Cotton goes from fiber balls on a plant to fabric through a multi-step mechanical process. Cotton fibers, known as lint, are separated from the seeds then organized in lengths that are eventually spun into yarn.
When cutting a yard of fabric, the material is unrolled from the bolt, measured and cut at 36 inches or 3 feet in length. As fabrics come in varying widths, measurements only consider the length of the fabric when cutting.
To turn cotton into fabric, grow and harvest cotton plants, separate the lint and seed, make the yarn and weave the yarn into fabric. This process requires cottonseed, a cotton harvester, a cotton gin, a carding machine, a spinning machine and a weaving machine.
Cotton is a durable fabric that does not require delicate handling to keep it looking its best. It can handle high temperatures and rough use, which is why it's a popular fabric for children's wear and sports clothing.
A yard of fabric has 36 inches. Fabric is measured by yards or whole "bolts," depending on the project size it is being used for.
To make waxed cotton fabric, melt beeswax onto flat pieces of cotton fabric. Working with small pieces of fabric and melting the wax in the oven makes this project much easier.
While it depends on the size and style of the shirt, 2.75 yards of fabric can usually make a comfortably large long-sleeved shirt for an average-sized woman, and men's shirts will require about 15 percent more fabric. A simple T-shirt for a small child can be made with 1 yard of fabric.
There are typically between 30 and 100 yards of fabric in a bolt of fabric while the width of the fabric is often between 45 and 60 inches. When buying fabric in bulk, the bolt is usually the preferred amount to purchase.
A yard of fabric is always 36 inches long, but the width usually varies between 32 and 60 inches. Most fabrics are available in widths of 45 inches and 60 inches. Extra-large bolts up to 110 inches wide are available to back quilts, duvets and tablecloths.
Cotton is made from the fibers within the boll, the seed pod, of the cotton plant.
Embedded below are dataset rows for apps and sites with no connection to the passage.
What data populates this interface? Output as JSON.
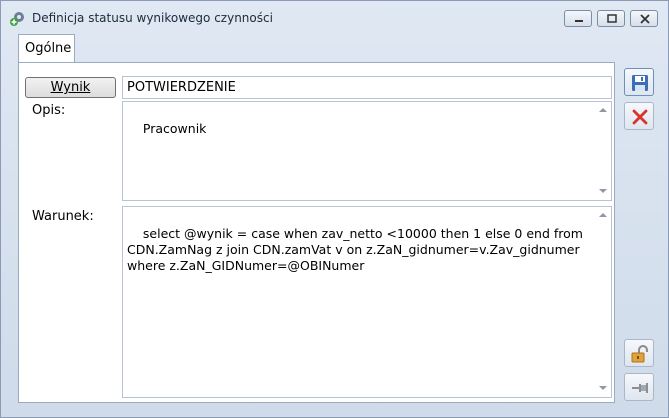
{
  "window": {
    "title": "Definicja statusu wynikowego czynności",
    "icons": {
      "app": "gear-plus-icon",
      "minimize": "minimize-icon",
      "maximize": "maximize-icon",
      "close": "close-icon"
    }
  },
  "tabs": [
    {
      "label": "Ogólne",
      "active": true
    }
  ],
  "form": {
    "wynik_button_label": "Wynik",
    "wynik_value": "POTWIERDZENIE",
    "opis_label": "Opis:",
    "opis_value": "Pracownik",
    "warunek_label": "Warunek:",
    "warunek_value": "select @wynik = case when zav_netto <10000 then 1 else 0 end from CDN.ZamNag z join CDN.zamVat v on z.ZaN_gidnumer=v.Zav_gidnumer where z.ZaN_GIDNumer=@OBINumer"
  },
  "toolbar": {
    "save_icon": "save-icon",
    "cancel_icon": "cancel-icon",
    "lock_icon": "lock-icon",
    "pin_icon": "pin-icon"
  },
  "colors": {
    "accent": "#3a6fb7",
    "cancel": "#d8342c"
  }
}
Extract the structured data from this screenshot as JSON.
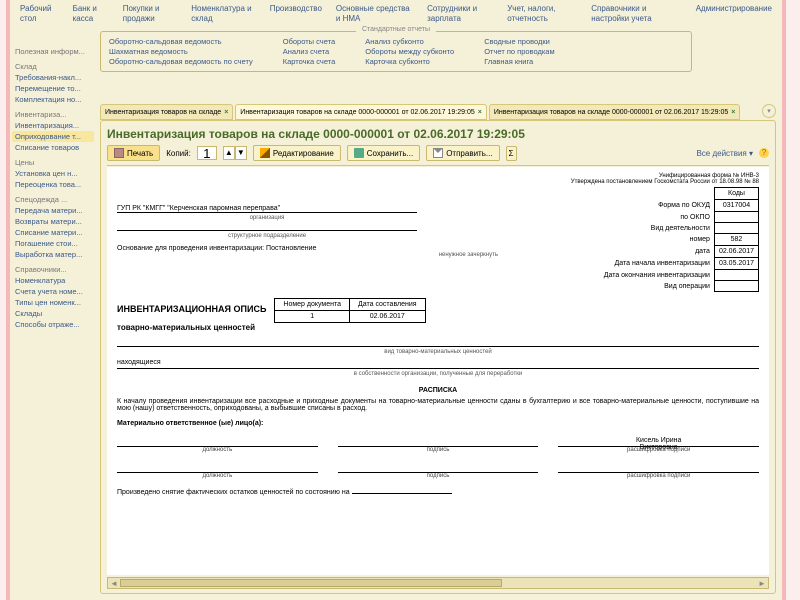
{
  "topmenu": [
    "Рабочий\nстол",
    "Банк и\nкасса",
    "Покупки и\nпродажи",
    "Номенклатура\nи склад",
    "Производство",
    "Основные\nсредства и НМА",
    "Сотрудники\nи зарплата",
    "Учет, налоги,\nотчетность",
    "Справочники и\nнастройки учета",
    "Администрирование"
  ],
  "reports": {
    "header": "Стандартные отчеты",
    "cols": [
      [
        "Оборотно-сальдовая ведомость",
        "Шахматная ведомость",
        "Оборотно-сальдовая ведомость по счету"
      ],
      [
        "Обороты счета",
        "Анализ счета",
        "Карточка счета"
      ],
      [
        "Анализ субконто",
        "Обороты между субконто",
        "Карточка субконто"
      ],
      [
        "Сводные проводки",
        "Отчет по проводкам",
        "Главная книга"
      ]
    ]
  },
  "leftnav": [
    {
      "t": "Полезная информ...",
      "g": true
    },
    {
      "t": "Склад",
      "g": true
    },
    {
      "t": "Требования-накл..."
    },
    {
      "t": "Перемещение то..."
    },
    {
      "t": "Комплектация но..."
    },
    {
      "t": "Инвентариза...",
      "g": true
    },
    {
      "t": "Инвентаризация..."
    },
    {
      "t": "Оприходование т...",
      "sel": true
    },
    {
      "t": "Списание товаров"
    },
    {
      "t": "Цены",
      "g": true
    },
    {
      "t": "Установка цен н..."
    },
    {
      "t": "Переоценка това..."
    },
    {
      "t": "Спецодежда ...",
      "g": true
    },
    {
      "t": "Передача матери..."
    },
    {
      "t": "Возвраты матери..."
    },
    {
      "t": "Списание матери..."
    },
    {
      "t": "Погашение стои..."
    },
    {
      "t": "Выработка матер..."
    },
    {
      "t": "Справочники...",
      "g": true
    },
    {
      "t": "Номенклатура"
    },
    {
      "t": "Счета учета номе..."
    },
    {
      "t": "Типы цен номенк..."
    },
    {
      "t": "Склады"
    },
    {
      "t": "Способы отраже..."
    }
  ],
  "tabs": [
    {
      "label": "Инвентаризация товаров на складе"
    },
    {
      "label": "Инвентаризация товаров на складе 0000-000001 от 02.06.2017 19:29:05",
      "act": true
    },
    {
      "label": "Инвентаризация товаров на складе 0000-000001 от 02.06.2017 15:29:05"
    }
  ],
  "doc": {
    "title": "Инвентаризация товаров на складе 0000-000001 от 02.06.2017 19:29:05",
    "toolbar": {
      "print": "Печать",
      "copies": "Копий:",
      "edit": "Редактирование",
      "save": "Сохранить...",
      "send": "Отправить...",
      "allactions": "Все действия ▾"
    },
    "form": {
      "formno": "Унифицированная форма № ИНВ-3",
      "approved": "Утверждена постановлением Госкомстата России от 18.08.98 № 88",
      "org": "ГУП РК \"КМГГ\"  \"Керченская паромная переправа\"",
      "orglabel": "организация",
      "subdiv": "структурное подразделение",
      "basis_lbl": "Основание для проведения инвентаризации:",
      "basis_val": "Постановление",
      "codes": {
        "hdr": "Коды",
        "okud_lbl": "Форма по ОКУД",
        "okud": "0317004",
        "okpo_lbl": "по ОКПО",
        "okpo": "",
        "activity_lbl": "Вид деятельности",
        "num_lbl": "номер",
        "num": "582",
        "date_lbl": "дата",
        "date": "02.06.2017",
        "start_lbl": "Дата начала инвентаризации",
        "start": "03.05.2017",
        "end_lbl": "Дата окончания инвентаризации",
        "end": "",
        "oper_lbl": "Вид операции",
        "oper": ""
      },
      "inv_title": "ИНВЕНТАРИЗАЦИОННАЯ ОПИСЬ",
      "inv_sub": "товарно-материальных ценностей",
      "mini": {
        "h1": "Номер документа",
        "h2": "Дата составления",
        "v1": "1",
        "v2": "02.06.2017"
      },
      "loc_lbl": "находящиеся",
      "loc_sub": "в собственности организации, полученные для переработки",
      "raspiska": "РАСПИСКА",
      "rasp_text": "К началу проведения инвентаризации все расходные и приходные документы на товарно-материальные ценности сданы в бухгалтерию и все товарно-материальные ценности, поступившие на мою (нашу) ответственность, оприходованы, а выбывшие списаны в расход.",
      "resp_lbl": "Материально ответственное (ые) лицо(а):",
      "sig": {
        "pos": "должность",
        "sign": "подпись",
        "name": "расшифровка подписи",
        "person": "Кисель Ирина\nВикторовна"
      },
      "footer": "Произведено снятие фактических остатков ценностей по состоянию на"
    }
  }
}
When ripe, the boll pops open revealing the fluffy, white puffs. These are stripped from the plants by harvesting machines and delivered for processing.